Search the entries for the word "circle". Copy every line where it turns up.

---------- Supplied material ----------

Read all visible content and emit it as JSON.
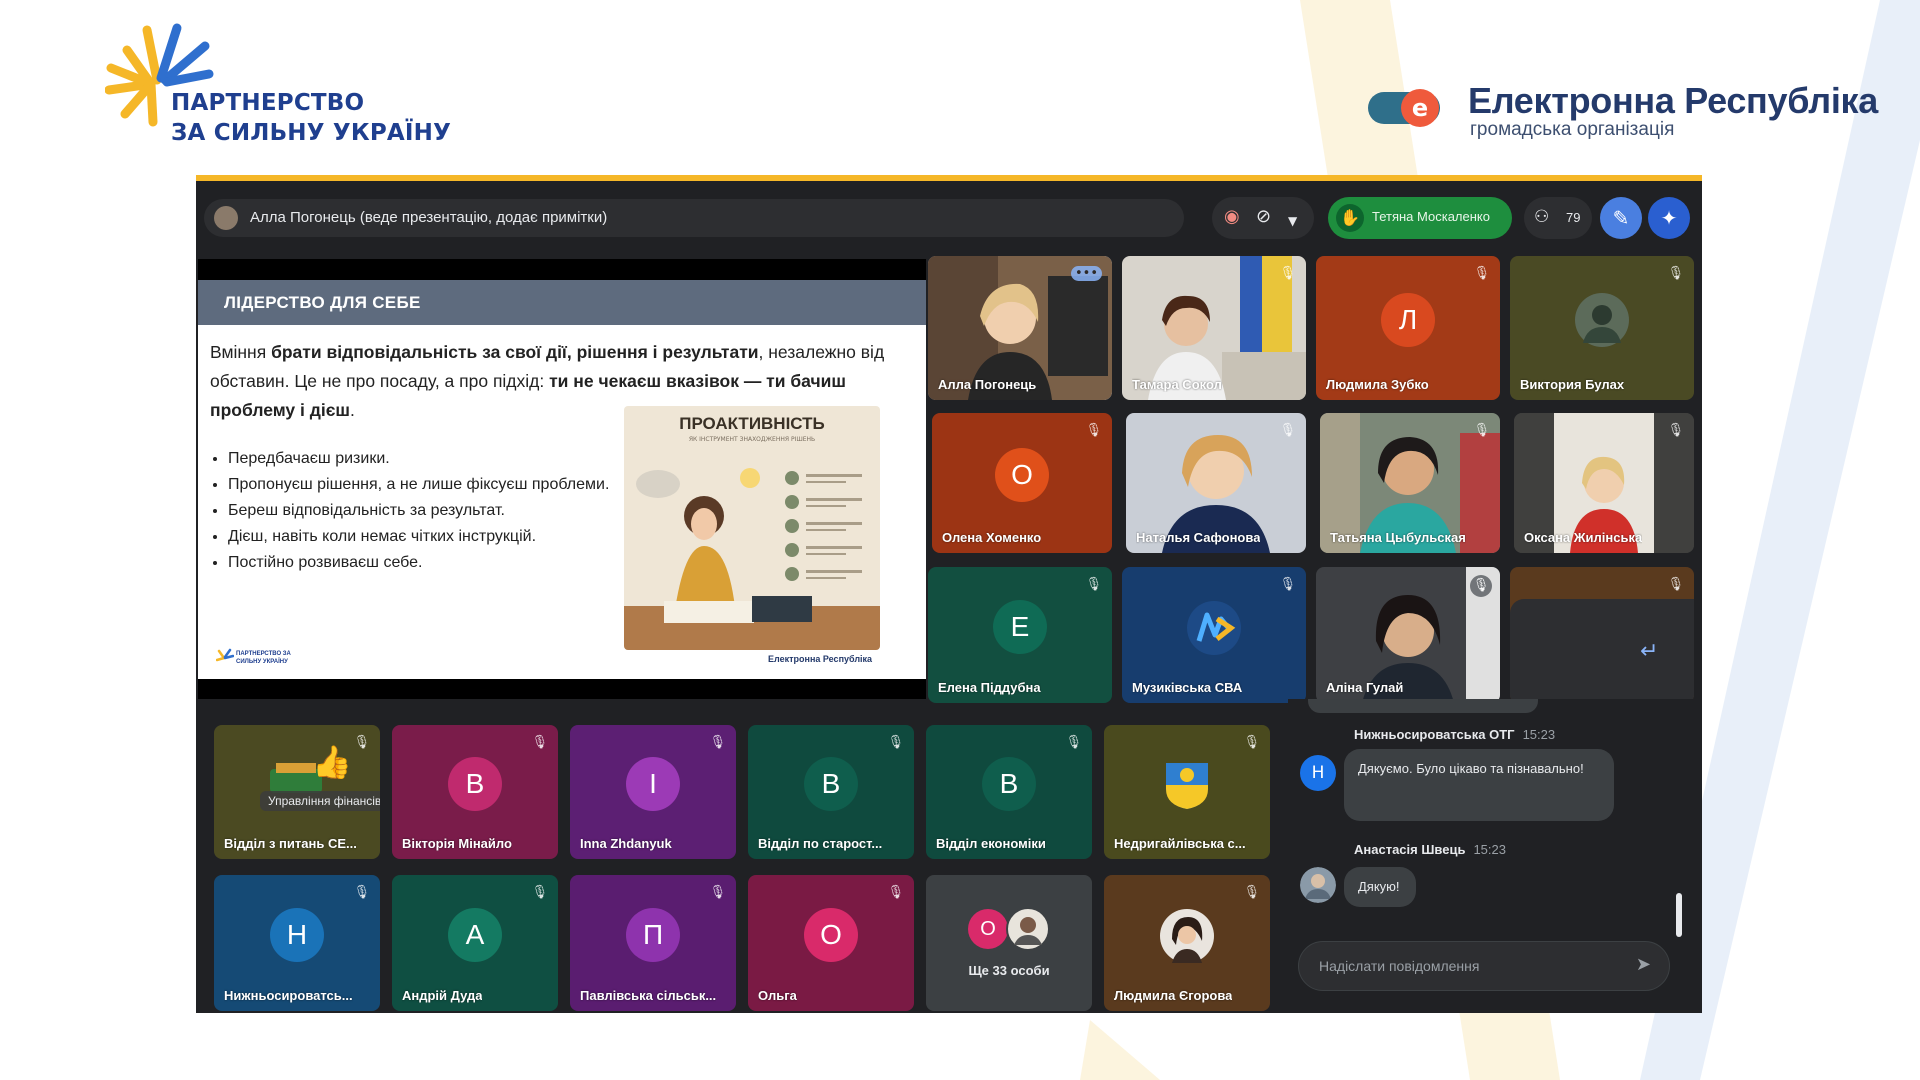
{
  "header": {
    "left_logo": {
      "line1": "ПАРТНЕРСТВО",
      "line2": "ЗА СИЛЬНУ УКРАЇНУ"
    },
    "right_logo": {
      "name": "Електронна Республіка",
      "subtitle": "громадська організація",
      "badge_letter": "e"
    }
  },
  "colors": {
    "accent_yellow": "#f5b728",
    "accent_blue": "#1f3f8f",
    "meet_bg": "#202124",
    "hand_green": "#1e8e3e"
  },
  "meeting": {
    "presenter_bar": "Алла Погонець (веде презентацію, додає примітки)",
    "raised_hand_name": "Тетяна Москаленко",
    "participant_count": "79",
    "icons": [
      "record-icon",
      "camera-off-icon",
      "chevron-down-icon",
      "raised-hand-icon",
      "people-icon",
      "edit-icon",
      "sparkle-icon"
    ]
  },
  "slide": {
    "title": "ЛІДЕРСТВО ДЛЯ СЕБЕ",
    "para_t1": "Вміння ",
    "para_b1": "брати відповідальність за свої дії, рішення і результати",
    "para_t2": ", незалежно від обставин. Це не про посаду, а про підхід: ",
    "para_b2": "ти не чекаєш вказівок — ти бачиш проблему і дієш",
    "para_t3": ".",
    "bullets": [
      "Передбачаєш ризики.",
      "Пропонуєш рішення, а не лише фіксуєш проблеми.",
      "Береш відповідальність за результат.",
      "Дієш, навіть коли немає чітких інструкцій.",
      "Постійно розвиваєш себе."
    ],
    "infographic_title": "ПРОАКТИВНІСТЬ",
    "infographic_sub": "ЯК ІНСТРУМЕНТ ЗНАХОДЖЕННЯ РІШЕНЬ",
    "footer_left_logo": "ПАРТНЕРСТВО ЗА СИЛЬНУ УКРАЇНУ",
    "footer_right_logo": "Електронна Республіка"
  },
  "tiles_top": [
    {
      "name": "Алла Погонець",
      "type": "photo",
      "highlight": true
    },
    {
      "name": "Тамара Сокол",
      "type": "photo"
    },
    {
      "name": "Людмила Зубко",
      "letter": "Л",
      "bg": "#a33a17",
      "circle": "#d9491f"
    },
    {
      "name": "Виктория Булах",
      "type": "photo-small",
      "bg": "#4a4a24"
    },
    {
      "name": "Олена Хоменко",
      "letter": "О",
      "bg": "#9c3414",
      "circle": "#e0501a"
    },
    {
      "name": "Наталья Сафонова",
      "type": "photo"
    },
    {
      "name": "Татьяна Цыбульская",
      "type": "photo"
    },
    {
      "name": "Оксана Жилінська",
      "type": "photo"
    },
    {
      "name": "Елена Піддубна",
      "letter": "Е",
      "bg": "#124f40",
      "circle": "#0f6b55"
    },
    {
      "name": "Музиківська СВА",
      "type": "logo",
      "bg": "#173d6e"
    },
    {
      "name": "Аліна Гулай",
      "type": "photo"
    }
  ],
  "tiles_bottom": [
    {
      "name": "Відділ з питань СЕ...",
      "overlay": "Управління фінансів та е...",
      "type": "logo",
      "bg": "#4b4a22"
    },
    {
      "name": "Вікторія Мінайло",
      "letter": "В",
      "bg": "#7a1c4a",
      "circle": "#c02a6e"
    },
    {
      "name": "Inna Zhdanyuk",
      "letter": "І",
      "bg": "#5c1f73",
      "circle": "#9c3ab6"
    },
    {
      "name": "Відділ по старост...",
      "letter": "В",
      "bg": "#0f4a3e",
      "circle": "#0f5e4d"
    },
    {
      "name": "Відділ економіки",
      "letter": "В",
      "bg": "#0f4a3e",
      "circle": "#0f5e4d"
    },
    {
      "name": "Недригайлівська с...",
      "type": "logo",
      "bg": "#4a4a1e"
    },
    {
      "name": "Нижньосироватсь...",
      "letter": "Н",
      "bg": "#154a75",
      "circle": "#1a73b8"
    },
    {
      "name": "Андрій Дуда",
      "letter": "А",
      "bg": "#0f4f42",
      "circle": "#147a62"
    },
    {
      "name": "Павлівська сільськ...",
      "letter": "П",
      "bg": "#5a1d70",
      "circle": "#8e33ad"
    },
    {
      "name": "Ольга",
      "letter": "О",
      "bg": "#7a1a44",
      "circle": "#d92a6a"
    },
    {
      "name": "Ще 33 особи",
      "letter": "О",
      "bg": "#3c4043",
      "circle": "#d92a6a"
    },
    {
      "name": "Людмила Єгорова",
      "type": "photo-small",
      "bg": "#5a3a1e"
    }
  ],
  "chat": {
    "messages": [
      {
        "sender": "Нижньосироватська ОТГ",
        "time": "15:23",
        "text": "Дякуємо. Було цікаво та пізнавально!",
        "avatar": "Н"
      },
      {
        "sender": "Анастасія Швець",
        "time": "15:23",
        "text": "Дякую!"
      }
    ],
    "input_placeholder": "Надіслати повідомлення"
  }
}
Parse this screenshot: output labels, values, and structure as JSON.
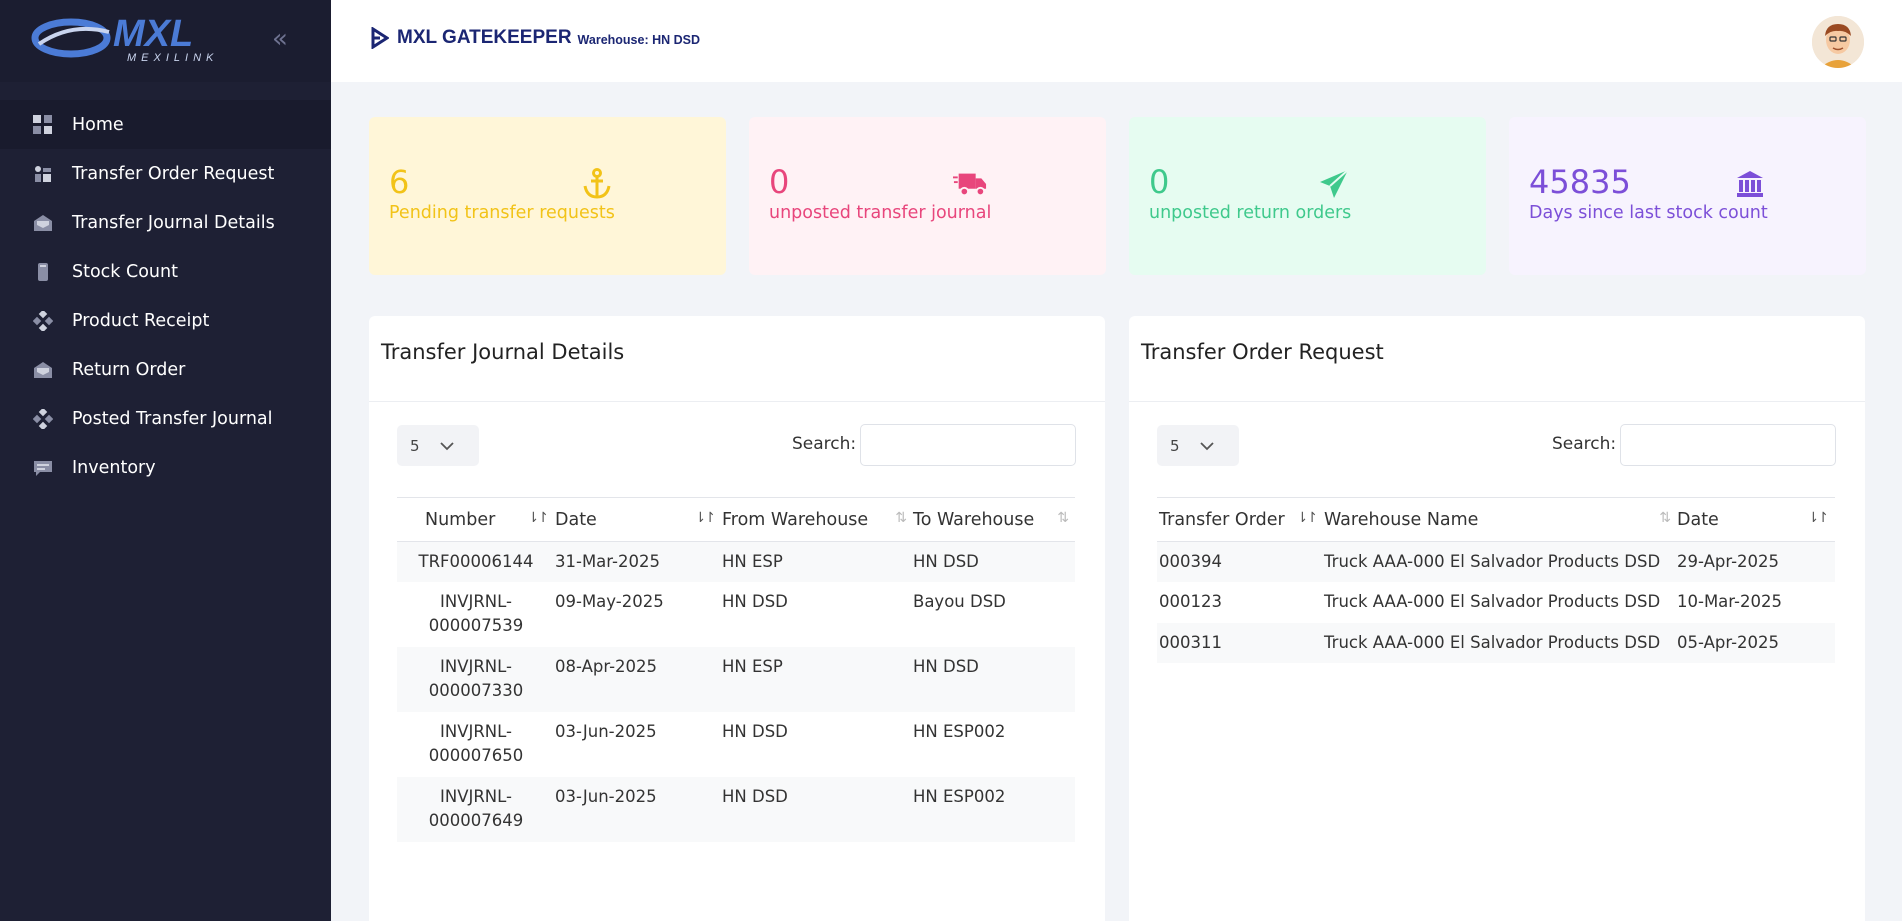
{
  "app": {
    "logo_text": "MXL",
    "logo_sub": "MEXILINK",
    "title": "MXL GATEKEEPER",
    "warehouse": "Warehouse: HN DSD"
  },
  "sidebar": {
    "items": [
      {
        "label": "Home",
        "icon": "home-icon"
      },
      {
        "label": "Transfer Order Request",
        "icon": "transfer-order-icon"
      },
      {
        "label": "Transfer Journal Details",
        "icon": "envelope-icon"
      },
      {
        "label": "Stock Count",
        "icon": "phone-icon"
      },
      {
        "label": "Product Receipt",
        "icon": "diamond-icon"
      },
      {
        "label": "Return Order",
        "icon": "envelope-icon"
      },
      {
        "label": "Posted Transfer Journal",
        "icon": "diamond-icon"
      },
      {
        "label": "Inventory",
        "icon": "message-icon"
      }
    ]
  },
  "cards": [
    {
      "value": "6",
      "label": "Pending transfer requests",
      "color": "#f2c318",
      "bg": "#fff6d8",
      "icon": "anchor-icon"
    },
    {
      "value": "0",
      "label": "unposted transfer journal",
      "color": "#e8467c",
      "bg": "#fff2f5",
      "icon": "truck-icon"
    },
    {
      "value": "0",
      "label": "unposted return orders",
      "color": "#3fc98c",
      "bg": "#e6fcf1",
      "icon": "paper-plane-icon"
    },
    {
      "value": "45835",
      "label": "Days since last stock count",
      "color": "#7c4fd8",
      "bg": "#f7f3fe",
      "icon": "bank-icon"
    }
  ],
  "journal_panel": {
    "title": "Transfer Journal Details",
    "page_length": "5",
    "search_label": "Search:",
    "search_value": "",
    "columns": [
      "Number",
      "Date",
      "From Warehouse",
      "To Warehouse"
    ],
    "rows": [
      [
        "TRF00006144",
        "31-Mar-2025",
        "HN ESP",
        "HN DSD"
      ],
      [
        "INVJRNL-\n000007539",
        "09-May-2025",
        "HN DSD",
        "Bayou DSD"
      ],
      [
        "INVJRNL-\n000007330",
        "08-Apr-2025",
        "HN ESP",
        "HN DSD"
      ],
      [
        "INVJRNL-\n000007650",
        "03-Jun-2025",
        "HN DSD",
        "HN ESP002"
      ],
      [
        "INVJRNL-\n000007649",
        "03-Jun-2025",
        "HN DSD",
        "HN ESP002"
      ]
    ]
  },
  "order_panel": {
    "title": "Transfer Order Request",
    "page_length": "5",
    "search_label": "Search:",
    "search_value": "",
    "columns": [
      "Transfer Order",
      "Warehouse Name",
      "Date"
    ],
    "rows": [
      [
        "000394",
        "Truck AAA-000 El Salvador Products DSD",
        "29-Apr-2025"
      ],
      [
        "000123",
        "Truck AAA-000 El Salvador Products DSD",
        "10-Mar-2025"
      ],
      [
        "000311",
        "Truck AAA-000 El Salvador Products DSD",
        "05-Apr-2025"
      ]
    ]
  }
}
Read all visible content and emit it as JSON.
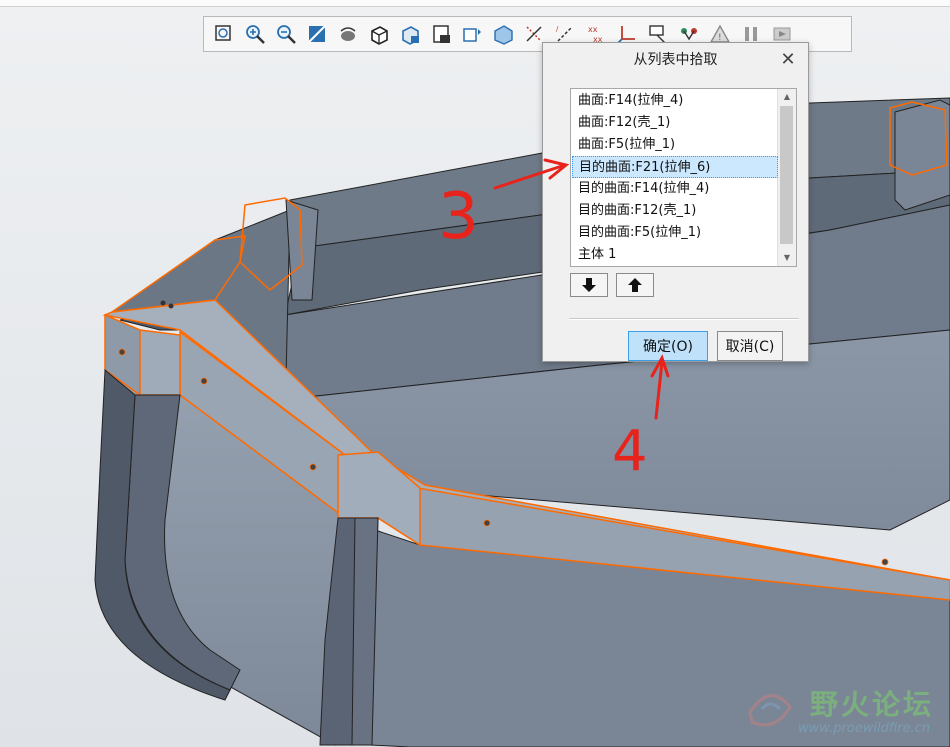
{
  "toolbar": {
    "buttons": [
      {
        "name": "zoom-fit-icon"
      },
      {
        "name": "zoom-in-icon"
      },
      {
        "name": "zoom-out-icon"
      },
      {
        "name": "repaint-icon"
      },
      {
        "name": "spin-center-icon"
      },
      {
        "name": "shaded-cube-icon"
      },
      {
        "name": "named-views-icon"
      },
      {
        "name": "saved-orientations-icon"
      },
      {
        "name": "display-style-icon"
      },
      {
        "name": "perspective-icon"
      },
      {
        "name": "datum-plane-icon"
      },
      {
        "name": "datum-axis-icon"
      },
      {
        "name": "datum-point-icon"
      },
      {
        "name": "csys-icon"
      },
      {
        "name": "annotation-icon"
      },
      {
        "name": "spin-display-icon"
      },
      {
        "name": "warning-icon"
      },
      {
        "name": "pause-icon"
      },
      {
        "name": "regenerate-icon"
      }
    ]
  },
  "dialog": {
    "title": "从列表中拾取",
    "close": "✕",
    "items": [
      {
        "label": "曲面:F14(拉伸_4)",
        "selected": false
      },
      {
        "label": "曲面:F12(壳_1)",
        "selected": false
      },
      {
        "label": "曲面:F5(拉伸_1)",
        "selected": false
      },
      {
        "label": "目的曲面:F21(拉伸_6)",
        "selected": true
      },
      {
        "label": "目的曲面:F14(拉伸_4)",
        "selected": false
      },
      {
        "label": "目的曲面:F12(壳_1)",
        "selected": false
      },
      {
        "label": "目的曲面:F5(拉伸_1)",
        "selected": false
      },
      {
        "label": "主体 1",
        "selected": false
      }
    ],
    "ok_label": "确定(O)",
    "cancel_label": "取消(C)"
  },
  "annotations": {
    "step3": "3",
    "step4": "4",
    "color": "#e8231c"
  },
  "watermark": {
    "title": "野火论坛",
    "url": "www.proewildfire.cn"
  },
  "colors": {
    "highlight": "#ff6a00",
    "model": "#8a96a6",
    "selection": "#cce8ff"
  }
}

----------

▸ Expected answer:
      "circle": "#d9491f"
      "circle": "#e0501a"
      "circle": "#0f6b55"
      "circle": "#c02a6e"
      "circle": "#9c3ab6"
      "circle": "#0f5e4d"
      "circle": "#0f5e4d"
      "circle": "#1a73b8"
      "circle": "#147a62"
      "circle": "#8e33ad"
      "circle": "#d92a6a"
      "circle": "#d92a6a"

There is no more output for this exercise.